Task brief ->
Reproduce the records that follow without alteration, apart from removing the pictures.

(Data about app and page elements)
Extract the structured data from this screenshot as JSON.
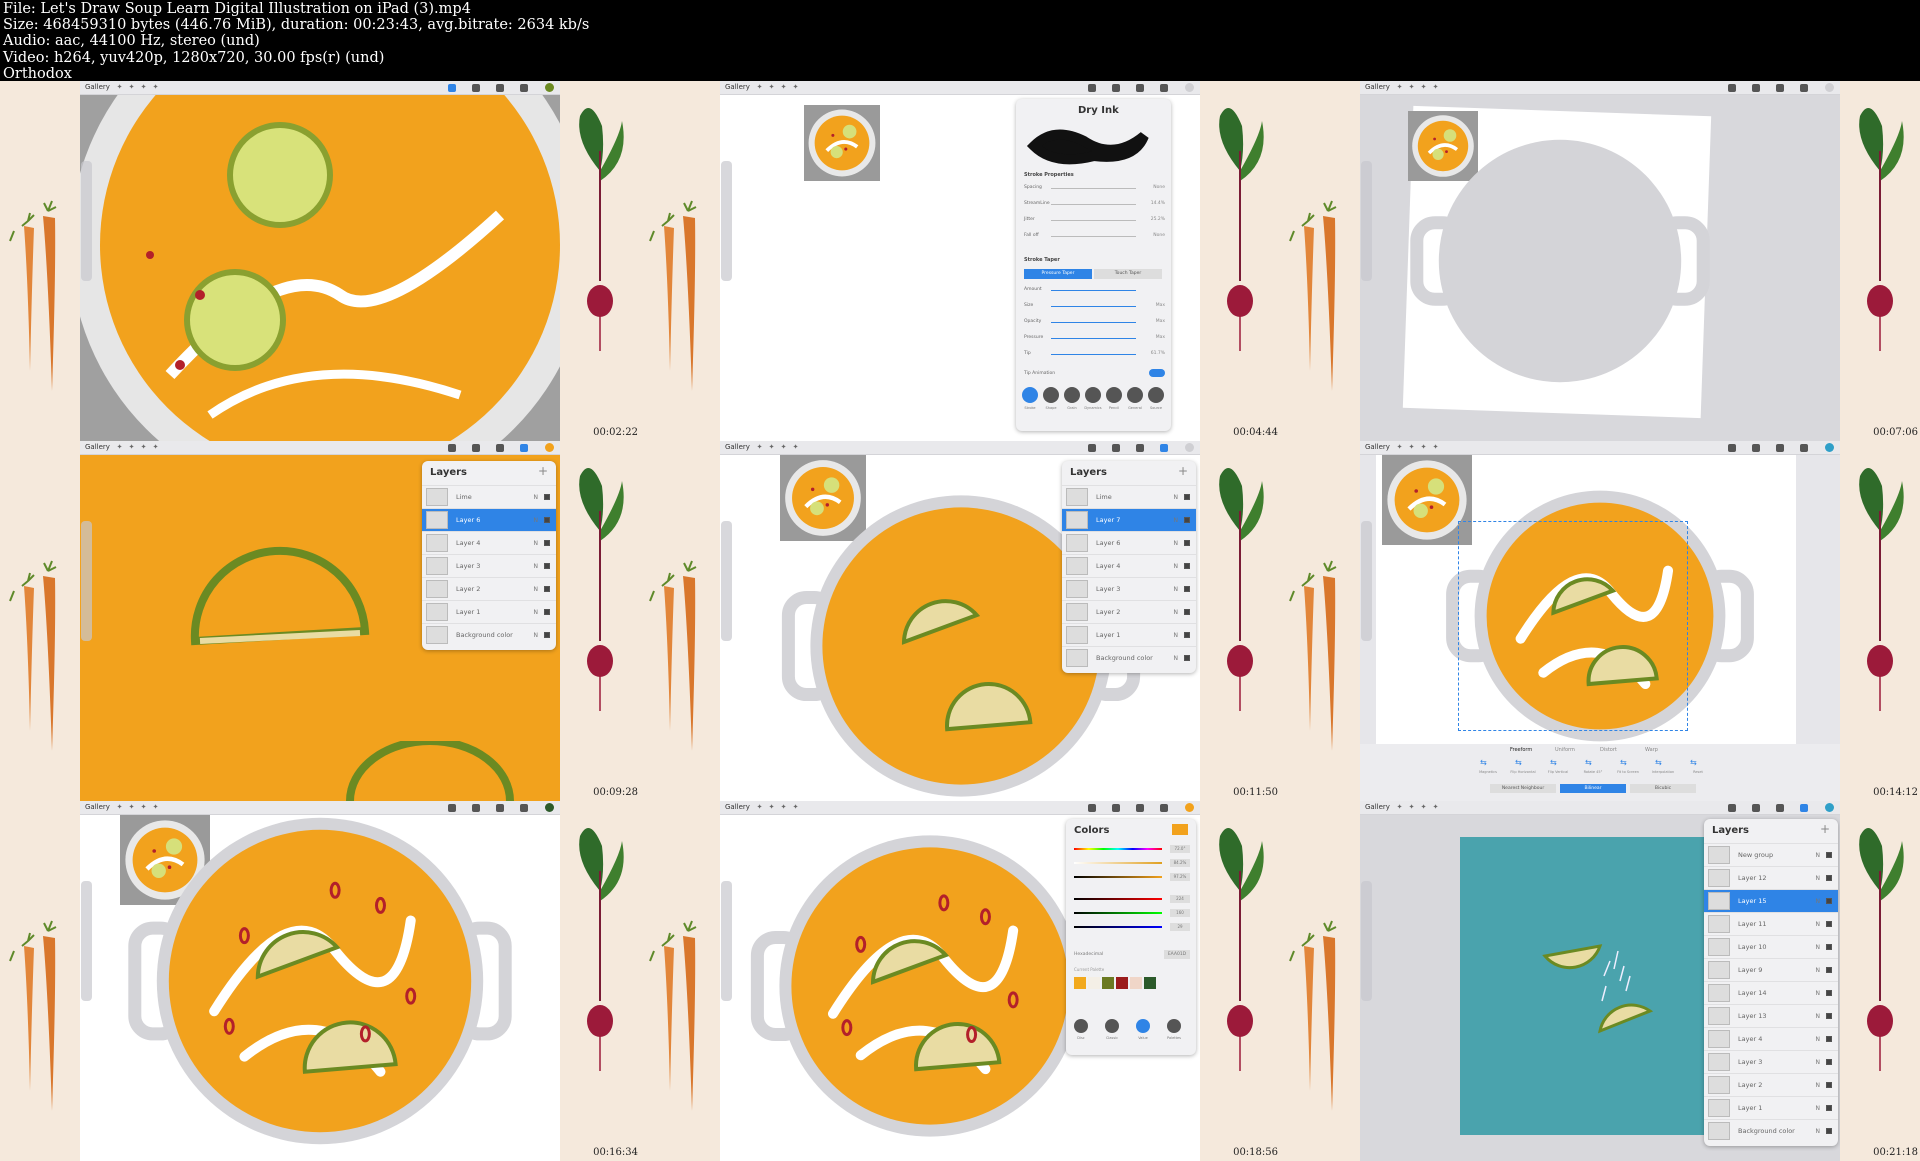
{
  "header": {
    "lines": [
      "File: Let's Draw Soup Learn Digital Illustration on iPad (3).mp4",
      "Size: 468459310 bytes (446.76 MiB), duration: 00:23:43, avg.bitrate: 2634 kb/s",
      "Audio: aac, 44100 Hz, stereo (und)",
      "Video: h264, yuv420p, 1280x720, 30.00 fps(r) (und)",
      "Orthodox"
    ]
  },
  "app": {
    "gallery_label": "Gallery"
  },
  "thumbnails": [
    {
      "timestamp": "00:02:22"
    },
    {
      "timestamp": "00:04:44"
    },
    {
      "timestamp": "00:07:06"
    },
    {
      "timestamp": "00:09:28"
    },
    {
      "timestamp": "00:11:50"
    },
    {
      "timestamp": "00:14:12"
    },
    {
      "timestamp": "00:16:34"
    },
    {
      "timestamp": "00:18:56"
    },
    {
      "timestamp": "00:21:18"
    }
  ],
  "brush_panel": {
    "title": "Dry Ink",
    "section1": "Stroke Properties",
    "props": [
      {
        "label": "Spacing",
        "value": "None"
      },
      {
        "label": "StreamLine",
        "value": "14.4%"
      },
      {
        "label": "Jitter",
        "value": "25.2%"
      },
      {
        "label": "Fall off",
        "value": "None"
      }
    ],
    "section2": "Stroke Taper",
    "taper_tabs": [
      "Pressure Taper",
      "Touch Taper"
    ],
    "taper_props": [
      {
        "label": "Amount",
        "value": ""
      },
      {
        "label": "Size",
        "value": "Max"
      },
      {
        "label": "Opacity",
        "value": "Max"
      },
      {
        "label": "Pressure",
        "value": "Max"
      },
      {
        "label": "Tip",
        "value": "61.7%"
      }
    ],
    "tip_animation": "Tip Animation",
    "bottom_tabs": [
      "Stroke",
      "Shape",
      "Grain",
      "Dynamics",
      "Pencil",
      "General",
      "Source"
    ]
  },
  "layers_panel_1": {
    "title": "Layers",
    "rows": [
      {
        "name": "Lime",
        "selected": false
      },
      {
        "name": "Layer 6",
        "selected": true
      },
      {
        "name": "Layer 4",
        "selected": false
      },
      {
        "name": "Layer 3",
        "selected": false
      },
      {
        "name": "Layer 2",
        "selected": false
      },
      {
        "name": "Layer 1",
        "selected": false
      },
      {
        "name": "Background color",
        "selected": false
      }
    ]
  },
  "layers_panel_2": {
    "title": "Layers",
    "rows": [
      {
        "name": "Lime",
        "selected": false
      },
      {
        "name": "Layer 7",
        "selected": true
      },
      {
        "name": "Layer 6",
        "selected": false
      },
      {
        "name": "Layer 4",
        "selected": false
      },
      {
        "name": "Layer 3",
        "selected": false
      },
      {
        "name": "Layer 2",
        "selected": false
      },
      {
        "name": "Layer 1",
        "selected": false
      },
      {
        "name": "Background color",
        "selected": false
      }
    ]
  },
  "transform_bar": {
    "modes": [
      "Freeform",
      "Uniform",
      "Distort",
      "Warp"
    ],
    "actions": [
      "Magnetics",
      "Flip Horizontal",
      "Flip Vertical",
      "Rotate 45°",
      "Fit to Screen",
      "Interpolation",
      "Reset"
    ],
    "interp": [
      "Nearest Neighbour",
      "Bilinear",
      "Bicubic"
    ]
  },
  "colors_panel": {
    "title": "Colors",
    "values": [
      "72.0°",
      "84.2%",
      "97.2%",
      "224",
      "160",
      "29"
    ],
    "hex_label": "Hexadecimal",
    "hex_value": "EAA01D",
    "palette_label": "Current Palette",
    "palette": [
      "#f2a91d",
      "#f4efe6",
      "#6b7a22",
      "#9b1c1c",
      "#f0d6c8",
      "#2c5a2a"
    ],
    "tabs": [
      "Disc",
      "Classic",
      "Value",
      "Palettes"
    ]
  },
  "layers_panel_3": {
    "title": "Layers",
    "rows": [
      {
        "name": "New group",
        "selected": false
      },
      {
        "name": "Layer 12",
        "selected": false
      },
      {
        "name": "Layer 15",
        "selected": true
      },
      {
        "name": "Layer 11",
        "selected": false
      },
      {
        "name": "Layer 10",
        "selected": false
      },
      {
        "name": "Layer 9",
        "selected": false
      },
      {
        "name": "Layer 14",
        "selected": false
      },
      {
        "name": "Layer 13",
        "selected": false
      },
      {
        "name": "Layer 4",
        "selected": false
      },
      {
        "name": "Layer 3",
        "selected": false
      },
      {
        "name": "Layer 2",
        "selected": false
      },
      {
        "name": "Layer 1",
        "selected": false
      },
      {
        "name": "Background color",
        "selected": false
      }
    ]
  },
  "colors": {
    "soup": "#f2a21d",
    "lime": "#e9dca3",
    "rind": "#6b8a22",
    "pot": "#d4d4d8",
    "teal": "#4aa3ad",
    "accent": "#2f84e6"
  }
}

Solution to this exercise ->
Extract the structured data from this screenshot as JSON.
{
  "header": {
    "lines": [
      "File: Let's Draw Soup Learn Digital Illustration on iPad (3).mp4",
      "Size: 468459310 bytes (446.76 MiB), duration: 00:23:43, avg.bitrate: 2634 kb/s",
      "Audio: aac, 44100 Hz, stereo (und)",
      "Video: h264, yuv420p, 1280x720, 30.00 fps(r) (und)",
      "Orthodox"
    ]
  },
  "app": {
    "gallery_label": "Gallery"
  },
  "thumbnails": [
    {
      "timestamp": "00:02:22"
    },
    {
      "timestamp": "00:04:44"
    },
    {
      "timestamp": "00:07:06"
    },
    {
      "timestamp": "00:09:28"
    },
    {
      "timestamp": "00:11:50"
    },
    {
      "timestamp": "00:14:12"
    },
    {
      "timestamp": "00:16:34"
    },
    {
      "timestamp": "00:18:56"
    },
    {
      "timestamp": "00:21:18"
    }
  ],
  "brush_panel": {
    "title": "Dry Ink",
    "section1": "Stroke Properties",
    "props": [
      {
        "label": "Spacing",
        "value": "None"
      },
      {
        "label": "StreamLine",
        "value": "14.4%"
      },
      {
        "label": "Jitter",
        "value": "25.2%"
      },
      {
        "label": "Fall off",
        "value": "None"
      }
    ],
    "section2": "Stroke Taper",
    "taper_tabs": [
      "Pressure Taper",
      "Touch Taper"
    ],
    "taper_props": [
      {
        "label": "Amount",
        "value": ""
      },
      {
        "label": "Size",
        "value": "Max"
      },
      {
        "label": "Opacity",
        "value": "Max"
      },
      {
        "label": "Pressure",
        "value": "Max"
      },
      {
        "label": "Tip",
        "value": "61.7%"
      }
    ],
    "tip_animation": "Tip Animation",
    "bottom_tabs": [
      "Stroke",
      "Shape",
      "Grain",
      "Dynamics",
      "Pencil",
      "General",
      "Source"
    ]
  },
  "layers_panel_1": {
    "title": "Layers",
    "rows": [
      {
        "name": "Lime",
        "selected": false
      },
      {
        "name": "Layer 6",
        "selected": true
      },
      {
        "name": "Layer 4",
        "selected": false
      },
      {
        "name": "Layer 3",
        "selected": false
      },
      {
        "name": "Layer 2",
        "selected": false
      },
      {
        "name": "Layer 1",
        "selected": false
      },
      {
        "name": "Background color",
        "selected": false
      }
    ]
  },
  "layers_panel_2": {
    "title": "Layers",
    "rows": [
      {
        "name": "Lime",
        "selected": false
      },
      {
        "name": "Layer 7",
        "selected": true
      },
      {
        "name": "Layer 6",
        "selected": false
      },
      {
        "name": "Layer 4",
        "selected": false
      },
      {
        "name": "Layer 3",
        "selected": false
      },
      {
        "name": "Layer 2",
        "selected": false
      },
      {
        "name": "Layer 1",
        "selected": false
      },
      {
        "name": "Background color",
        "selected": false
      }
    ]
  },
  "transform_bar": {
    "modes": [
      "Freeform",
      "Uniform",
      "Distort",
      "Warp"
    ],
    "actions": [
      "Magnetics",
      "Flip Horizontal",
      "Flip Vertical",
      "Rotate 45°",
      "Fit to Screen",
      "Interpolation",
      "Reset"
    ],
    "interp": [
      "Nearest Neighbour",
      "Bilinear",
      "Bicubic"
    ]
  },
  "colors_panel": {
    "title": "Colors",
    "values": [
      "72.0°",
      "84.2%",
      "97.2%",
      "224",
      "160",
      "29"
    ],
    "hex_label": "Hexadecimal",
    "hex_value": "EAA01D",
    "palette_label": "Current Palette",
    "palette": [
      "#f2a91d",
      "#f4efe6",
      "#6b7a22",
      "#9b1c1c",
      "#f0d6c8",
      "#2c5a2a"
    ],
    "tabs": [
      "Disc",
      "Classic",
      "Value",
      "Palettes"
    ]
  },
  "layers_panel_3": {
    "title": "Layers",
    "rows": [
      {
        "name": "New group",
        "selected": false
      },
      {
        "name": "Layer 12",
        "selected": false
      },
      {
        "name": "Layer 15",
        "selected": true
      },
      {
        "name": "Layer 11",
        "selected": false
      },
      {
        "name": "Layer 10",
        "selected": false
      },
      {
        "name": "Layer 9",
        "selected": false
      },
      {
        "name": "Layer 14",
        "selected": false
      },
      {
        "name": "Layer 13",
        "selected": false
      },
      {
        "name": "Layer 4",
        "selected": false
      },
      {
        "name": "Layer 3",
        "selected": false
      },
      {
        "name": "Layer 2",
        "selected": false
      },
      {
        "name": "Layer 1",
        "selected": false
      },
      {
        "name": "Background color",
        "selected": false
      }
    ]
  },
  "colors": {
    "soup": "#f2a21d",
    "lime": "#e9dca3",
    "rind": "#6b8a22",
    "pot": "#d4d4d8",
    "teal": "#4aa3ad",
    "accent": "#2f84e6"
  }
}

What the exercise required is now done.